_EXERCISE DIRECTIONS:_
Would you repeat the entries below word for word and omit the pictures?

(INFORMATION GIVEN begins)

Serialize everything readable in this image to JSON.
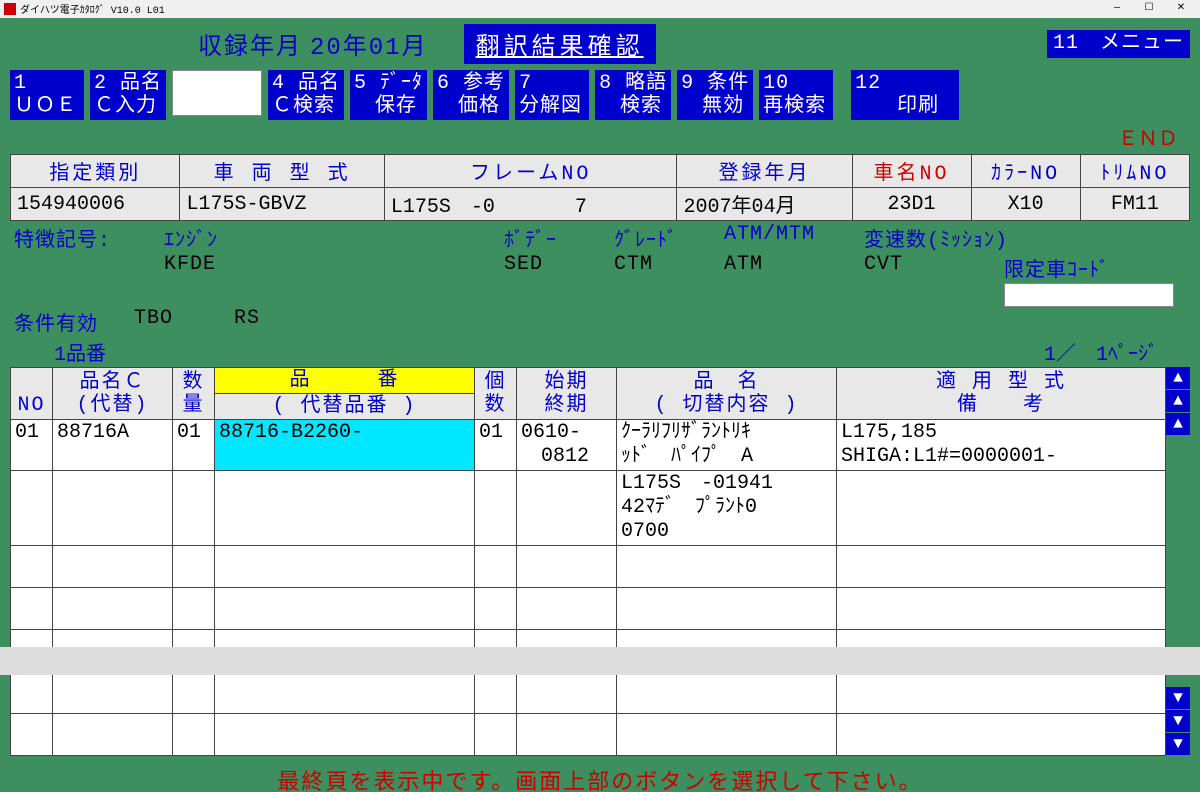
{
  "titlebar": {
    "text": "ダイハツ電子ｶﾀﾛｸﾞ V10.0 L01"
  },
  "header": {
    "label": "収録年月",
    "value": "20年01月",
    "banner": "翻訳結果確認",
    "menu11": "11　メニュー"
  },
  "fn": {
    "f1": "1\nＵＯＥ",
    "f2": "2 品名\nＣ入力",
    "f4": "4 品名\nＣ検索",
    "f5": "5 ﾃﾞｰﾀ\n　保存",
    "f6": "6 参考\n　価格",
    "f7": "7\n分解図",
    "f8": "8 略語\n　検索",
    "f9": "9 条件\n　無効",
    "f10": "10\n再検索",
    "f12": "12\n　　印刷"
  },
  "end": "ＥＮＤ",
  "info": {
    "headers": [
      "指定類別",
      "車 両 型 式",
      "フレームNO",
      "登録年月",
      "車名NO",
      "ｶﾗｰNO",
      "ﾄﾘﾑNO"
    ],
    "values": [
      "154940006",
      "L175S-GBVZ",
      "L175S　-0　　　　7",
      "2007年04月",
      "23D1",
      "X10",
      "FM11"
    ]
  },
  "meta": {
    "row1_label": "特徴記号:",
    "row1_a": "ｴﾝｼﾞﾝ",
    "row1_b": "ﾎﾞﾃﾞｰ",
    "row1_c": "ｸﾞﾚｰﾄﾞ",
    "row1_d": "ATM/MTM",
    "row1_e": "変速数(ﾐｯｼｮﾝ)",
    "row2_a": "KFDE",
    "row2_b": "SED",
    "row2_c": "CTM",
    "row2_d": "ATM",
    "row2_e": "CVT",
    "row2_limit": "限定車ｺｰﾄﾞ",
    "row3_label": "条件有効",
    "row3_a": "TBO",
    "row3_b": "RS",
    "row4": "1品番",
    "page": "1／　1ﾍﾟｰｼﾞ"
  },
  "table": {
    "h_no": "\nNO",
    "h_hinmei": "品名Ｃ\n(代替)",
    "h_qty": "数\n量",
    "h_hinban_top": "品　　　番",
    "h_hinban_bot": "( 代替品番 )",
    "h_kosu": "個\n数",
    "h_period": "始期\n終期",
    "h_name": "品　名\n( 切替内容 )",
    "h_model": "適 用 型 式\n備　　考",
    "rows": [
      {
        "no": "01",
        "hinmei": "88716A",
        "qty": "01",
        "hinban": "88716-B2260-",
        "kosu": "01",
        "period": "0610-\n　0812",
        "name": "ｸｰﾗﾘﾌﾘｻﾞﾗﾝﾄﾘｷ\nｯﾄﾞ　ﾊﾟｲﾌﾟ　A",
        "model": "L175,185\nSHIGA:L1#=0000001-"
      },
      {
        "no": "",
        "hinmei": "",
        "qty": "",
        "hinban": "",
        "kosu": "",
        "period": "",
        "name": "L175S　-01941\n42ﾏﾃﾞ　ﾌﾟﾗﾝﾄ0\n0700",
        "model": ""
      }
    ]
  },
  "footer": "最終頁を表示中です。画面上部のボタンを選択して下さい。",
  "scroll": {
    "up": "▲",
    "down": "▼"
  }
}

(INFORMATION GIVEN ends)

_SOLUTION:_
Serialize everything readable in this image to JSON.
{
  "titlebar": {
    "text": "ダイハツ電子ｶﾀﾛｸﾞ V10.0 L01"
  },
  "header": {
    "label": "収録年月",
    "value": "20年01月",
    "banner": "翻訳結果確認",
    "menu11": "11　メニュー"
  },
  "fn": {
    "f1": "1\nＵＯＥ",
    "f2": "2 品名\nＣ入力",
    "f4": "4 品名\nＣ検索",
    "f5": "5 ﾃﾞｰﾀ\n　保存",
    "f6": "6 参考\n　価格",
    "f7": "7\n分解図",
    "f8": "8 略語\n　検索",
    "f9": "9 条件\n　無効",
    "f10": "10\n再検索",
    "f12": "12\n　　印刷"
  },
  "end": "ＥＮＤ",
  "info": {
    "headers": [
      "指定類別",
      "車 両 型 式",
      "フレームNO",
      "登録年月",
      "車名NO",
      "ｶﾗｰNO",
      "ﾄﾘﾑNO"
    ],
    "values": [
      "154940006",
      "L175S-GBVZ",
      "L175S　-0　　　　7",
      "2007年04月",
      "23D1",
      "X10",
      "FM11"
    ]
  },
  "meta": {
    "row1_label": "特徴記号:",
    "row1_a": "ｴﾝｼﾞﾝ",
    "row1_b": "ﾎﾞﾃﾞｰ",
    "row1_c": "ｸﾞﾚｰﾄﾞ",
    "row1_d": "ATM/MTM",
    "row1_e": "変速数(ﾐｯｼｮﾝ)",
    "row2_a": "KFDE",
    "row2_b": "SED",
    "row2_c": "CTM",
    "row2_d": "ATM",
    "row2_e": "CVT",
    "row2_limit": "限定車ｺｰﾄﾞ",
    "row3_label": "条件有効",
    "row3_a": "TBO",
    "row3_b": "RS",
    "row4": "1品番",
    "page": "1／　1ﾍﾟｰｼﾞ"
  },
  "table": {
    "h_no": "\nNO",
    "h_hinmei": "品名Ｃ\n(代替)",
    "h_qty": "数\n量",
    "h_hinban_top": "品　　　番",
    "h_hinban_bot": "( 代替品番 )",
    "h_kosu": "個\n数",
    "h_period": "始期\n終期",
    "h_name": "品　名\n( 切替内容 )",
    "h_model": "適 用 型 式\n備　　考",
    "rows": [
      {
        "no": "01",
        "hinmei": "88716A",
        "qty": "01",
        "hinban": "88716-B2260-",
        "kosu": "01",
        "period": "0610-\n　0812",
        "name": "ｸｰﾗﾘﾌﾘｻﾞﾗﾝﾄﾘｷ\nｯﾄﾞ　ﾊﾟｲﾌﾟ　A",
        "model": "L175,185\nSHIGA:L1#=0000001-"
      },
      {
        "no": "",
        "hinmei": "",
        "qty": "",
        "hinban": "",
        "kosu": "",
        "period": "",
        "name": "L175S　-01941\n42ﾏﾃﾞ　ﾌﾟﾗﾝﾄ0\n0700",
        "model": ""
      }
    ]
  },
  "footer": "最終頁を表示中です。画面上部のボタンを選択して下さい。",
  "scroll": {
    "up": "▲",
    "down": "▼"
  }
}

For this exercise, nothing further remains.